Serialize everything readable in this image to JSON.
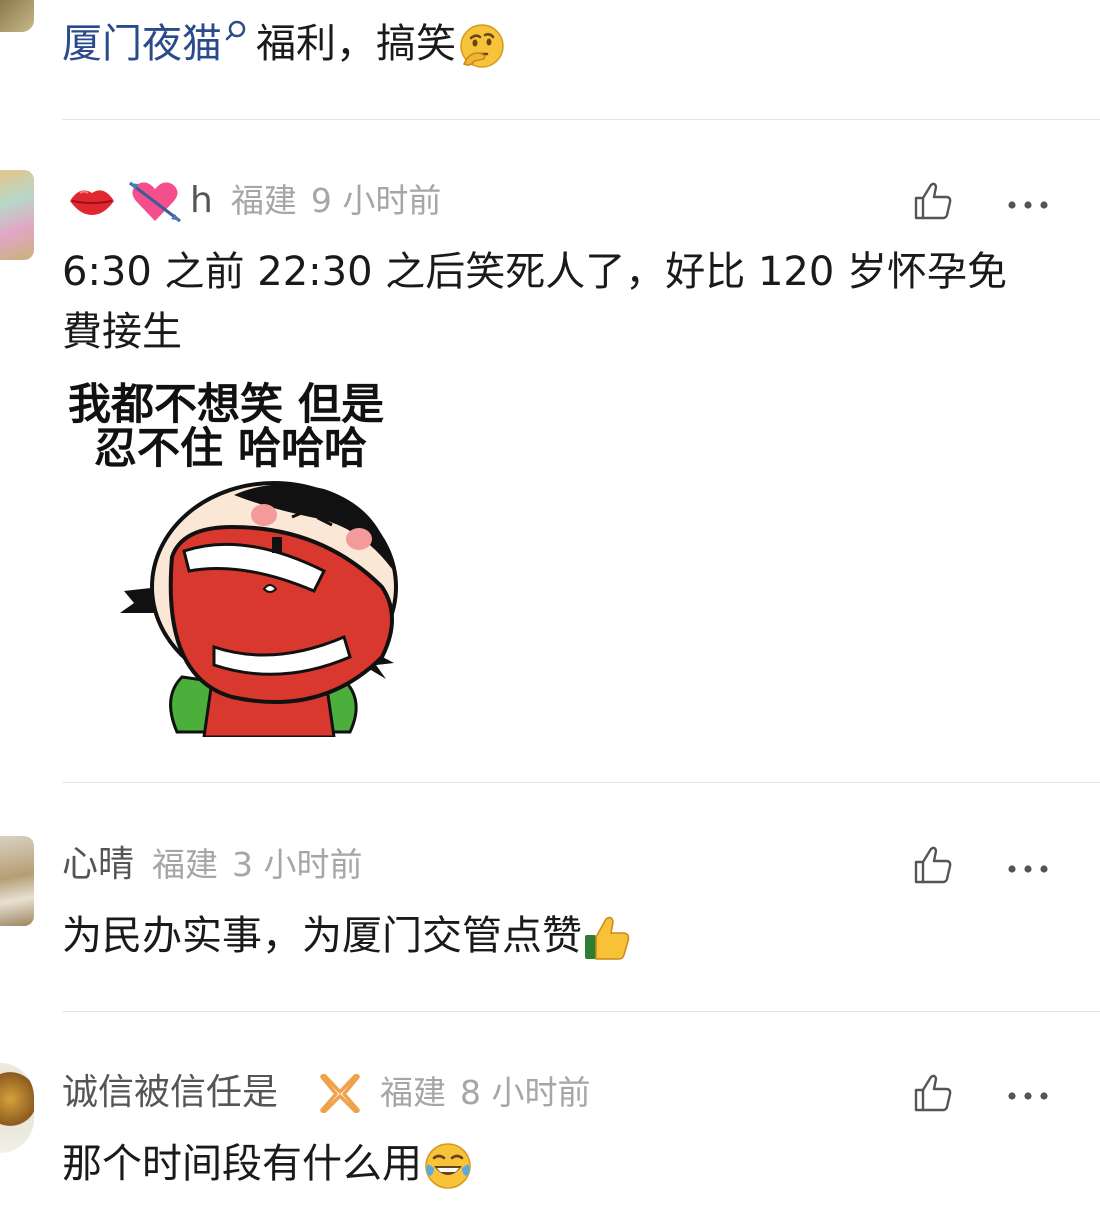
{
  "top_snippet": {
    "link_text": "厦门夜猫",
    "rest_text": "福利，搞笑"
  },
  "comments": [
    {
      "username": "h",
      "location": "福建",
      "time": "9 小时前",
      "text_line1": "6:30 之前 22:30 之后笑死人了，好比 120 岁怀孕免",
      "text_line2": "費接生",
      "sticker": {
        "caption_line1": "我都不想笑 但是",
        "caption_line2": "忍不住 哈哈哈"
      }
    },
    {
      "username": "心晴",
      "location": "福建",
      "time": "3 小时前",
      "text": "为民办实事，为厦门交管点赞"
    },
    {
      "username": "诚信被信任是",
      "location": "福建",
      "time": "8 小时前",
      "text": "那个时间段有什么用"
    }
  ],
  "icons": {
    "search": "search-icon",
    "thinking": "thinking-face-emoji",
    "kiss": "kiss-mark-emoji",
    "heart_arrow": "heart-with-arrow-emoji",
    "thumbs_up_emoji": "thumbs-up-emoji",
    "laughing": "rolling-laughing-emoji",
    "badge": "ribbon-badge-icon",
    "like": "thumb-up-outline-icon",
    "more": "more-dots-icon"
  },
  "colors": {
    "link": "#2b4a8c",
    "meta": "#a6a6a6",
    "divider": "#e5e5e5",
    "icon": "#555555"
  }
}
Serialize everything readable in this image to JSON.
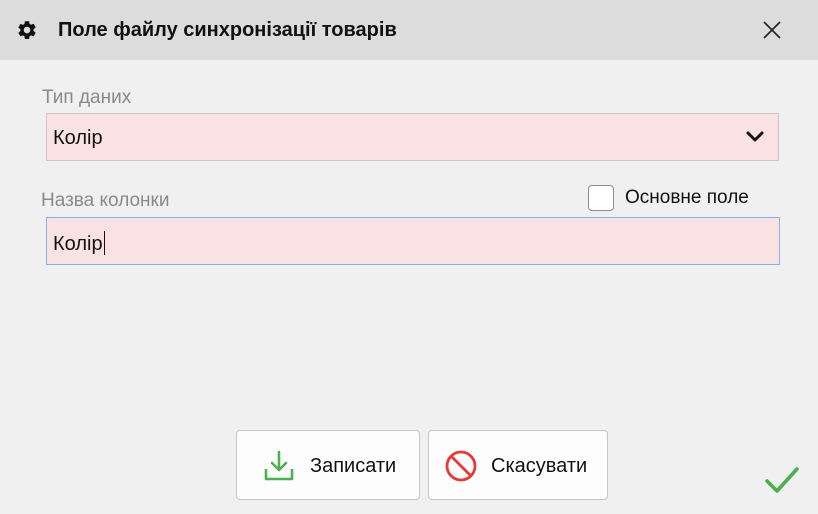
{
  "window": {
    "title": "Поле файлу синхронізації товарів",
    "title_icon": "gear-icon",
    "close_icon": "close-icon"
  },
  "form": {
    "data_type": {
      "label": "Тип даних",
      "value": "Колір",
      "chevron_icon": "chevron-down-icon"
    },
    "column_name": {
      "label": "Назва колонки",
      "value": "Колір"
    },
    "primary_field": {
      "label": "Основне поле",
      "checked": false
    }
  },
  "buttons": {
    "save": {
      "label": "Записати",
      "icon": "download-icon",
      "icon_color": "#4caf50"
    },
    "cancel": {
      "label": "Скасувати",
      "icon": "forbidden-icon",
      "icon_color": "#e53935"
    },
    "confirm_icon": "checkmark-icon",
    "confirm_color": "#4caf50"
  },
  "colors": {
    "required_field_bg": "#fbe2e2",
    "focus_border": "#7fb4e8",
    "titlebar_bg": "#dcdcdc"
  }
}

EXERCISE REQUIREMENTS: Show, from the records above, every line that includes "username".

WRITTEN SOLUTION:
      "username": "h",
      "username": "心晴",
      "username": "诚信被信任是",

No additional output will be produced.